“Having complicated emotions and struggles is normal. It is an aspect of life. But it’s best not to live with it alone.”
What was your path to becoming a therapist?
I grew up in a situation where my mother was constantly ill and at an early age, I decided I should become a doctor. I had finished my premed courses and I took a small psychology class that the teacher ran as group psychotherapy. Suddenly, I found myself in a place where it was okay to have my feelings, as confused, painful, or overwhelming as they were. I could talk about them and I wasn’t alone in experiencing them! Others had similar feelings and I felt enormous relief. A new life emerged within me! I then knew I was going to be a different kind of doctor: A psychologist who helped people feel their feelings, talk about them, and work on them instead of suffering alone.
What should someone know about working with you?
I’ve been through a lot in my life, both personally and through the struggles of my family and friends. Most of us could say the same thing as having complicated emotions and struggles is normal; it is an aspect of life! But it’s best not to live with this all alone; it’s best to talk about struggles and share them with an ally who can help you figure things out, move on, and build a happy, productive, and enjoyable life. That is what psychotherapy is all about! After receiving my doctorate at Columbia, I received postdoctoral training at Yale and Cornell Medical Schools, followed by psychoanalytic training at the William Alanson White Institute. I have taught in the clinical psychology programs at Yale, Columbia, and Yeshiva Universities and I am currently on the postdoctoral faculty at the White Institute.
What do you do to continue learning and building competencies as a provider?
Every individual is unique and going to have unique reactions when different thoughts, feelings, and situations are presented to them.
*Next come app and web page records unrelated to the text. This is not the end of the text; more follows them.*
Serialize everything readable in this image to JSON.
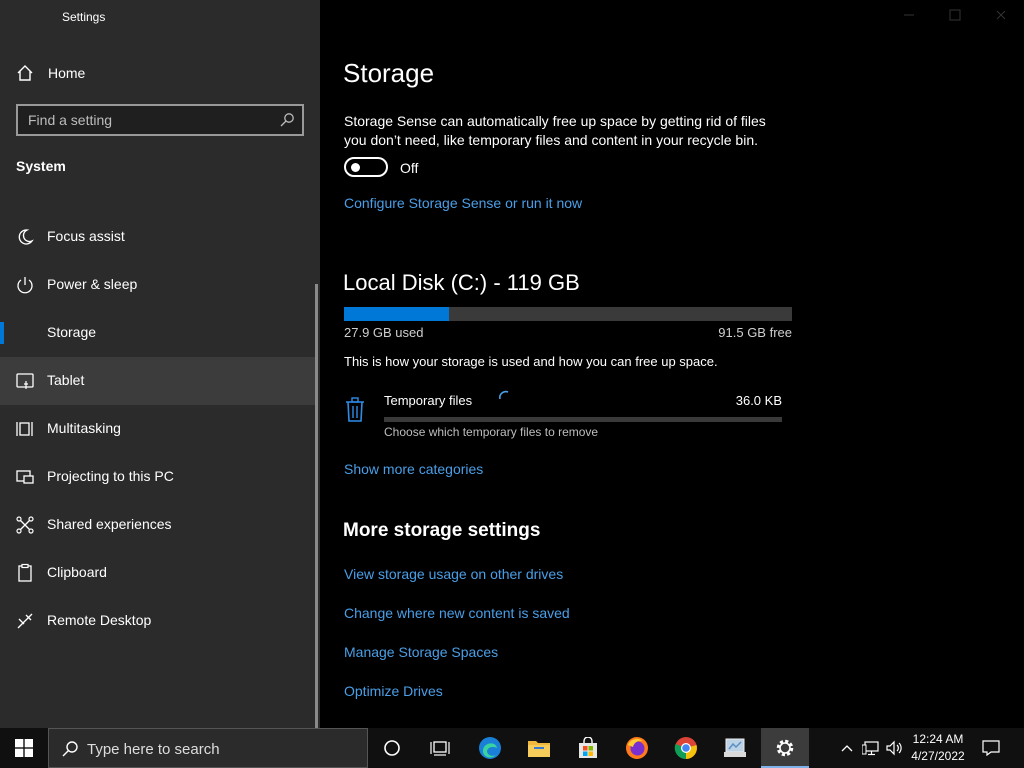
{
  "window": {
    "title": "Settings"
  },
  "sidebar": {
    "home_label": "Home",
    "search_placeholder": "Find a setting",
    "section_title": "System",
    "items": [
      {
        "label": "Focus assist",
        "icon": "moon-icon"
      },
      {
        "label": "Power & sleep",
        "icon": "power-icon"
      },
      {
        "label": "Storage",
        "icon": "storage-icon",
        "selected": true
      },
      {
        "label": "Tablet",
        "icon": "tablet-icon",
        "hovered": true
      },
      {
        "label": "Multitasking",
        "icon": "multitasking-icon"
      },
      {
        "label": "Projecting to this PC",
        "icon": "projecting-icon"
      },
      {
        "label": "Shared experiences",
        "icon": "shared-icon"
      },
      {
        "label": "Clipboard",
        "icon": "clipboard-icon"
      },
      {
        "label": "Remote Desktop",
        "icon": "remote-desktop-icon"
      }
    ]
  },
  "main": {
    "title": "Storage",
    "storage_sense_desc": "Storage Sense can automatically free up space by getting rid of files you don’t need, like temporary files and content in your recycle bin.",
    "toggle_state": "Off",
    "configure_link": "Configure Storage Sense or run it now",
    "disk": {
      "title": "Local Disk (C:) - 119 GB",
      "used_label": "27.9 GB used",
      "free_label": "91.5 GB free",
      "used_fraction": 0.234
    },
    "usage_text": "This is how your storage is used and how you can free up space.",
    "category": {
      "name": "Temporary files",
      "size": "36.0 KB",
      "description": "Choose which temporary files to remove"
    },
    "show_more_link": "Show more categories",
    "more_settings_title": "More storage settings",
    "more_links": [
      "View storage usage on other drives",
      "Change where new content is saved",
      "Manage Storage Spaces",
      "Optimize Drives"
    ]
  },
  "taskbar": {
    "search_placeholder": "Type here to search",
    "time": "12:24 AM",
    "date": "4/27/2022"
  },
  "colors": {
    "accent": "#0078d7",
    "link": "#4a9fe8",
    "sidebar_bg": "#2b2b2b",
    "main_bg": "#000000"
  }
}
Collaboration with other colleagues can help us open our eyes and our feelings to aspects of a client that we were not aware of. For over 25 years, I met on a regular bi-weekly basis with four talented colleagues in a study group where we presented our work with different clients to each other. The more we talked about our work with clients, the more I learned about both my client and myself. The study group is one excellent way of collaborating but any way that you share your work with colleagues will help you to expand your awareness, share new experiences, and become a better psychotherapist.
What are you most excited about within the evolving mental health landscape?
Teletherapy is opening a whole new world for many people; travel, distance, and scheduling aren’t big problems in the way of getting help. Talking online, from the comfort and privacy of your home, may be less intimidating than sitting in a waiting room and addressing personal, anxiety-ridden issues with a new person in a strange place. People are also realizing that having problems is normal and seeking help for them is a normal and energizing way to build a happier, better life.
What advice would you give to someone who is hesitant to try therapy?
If everything was fine with your life, you wouldn’t be here online looking for therapists. Even more importantly, if everything was fine, you’d be an extremely rare and unusual person. Normal people have normal problems in life. Courageous people recognize that they would benefit by looking at their lives and building a better future. Why not give yourself the gift of self-discovery and the knowledge of how to live a happier life?
“Courageous people recognize that they would benefit from looking at their lives and building a better future.”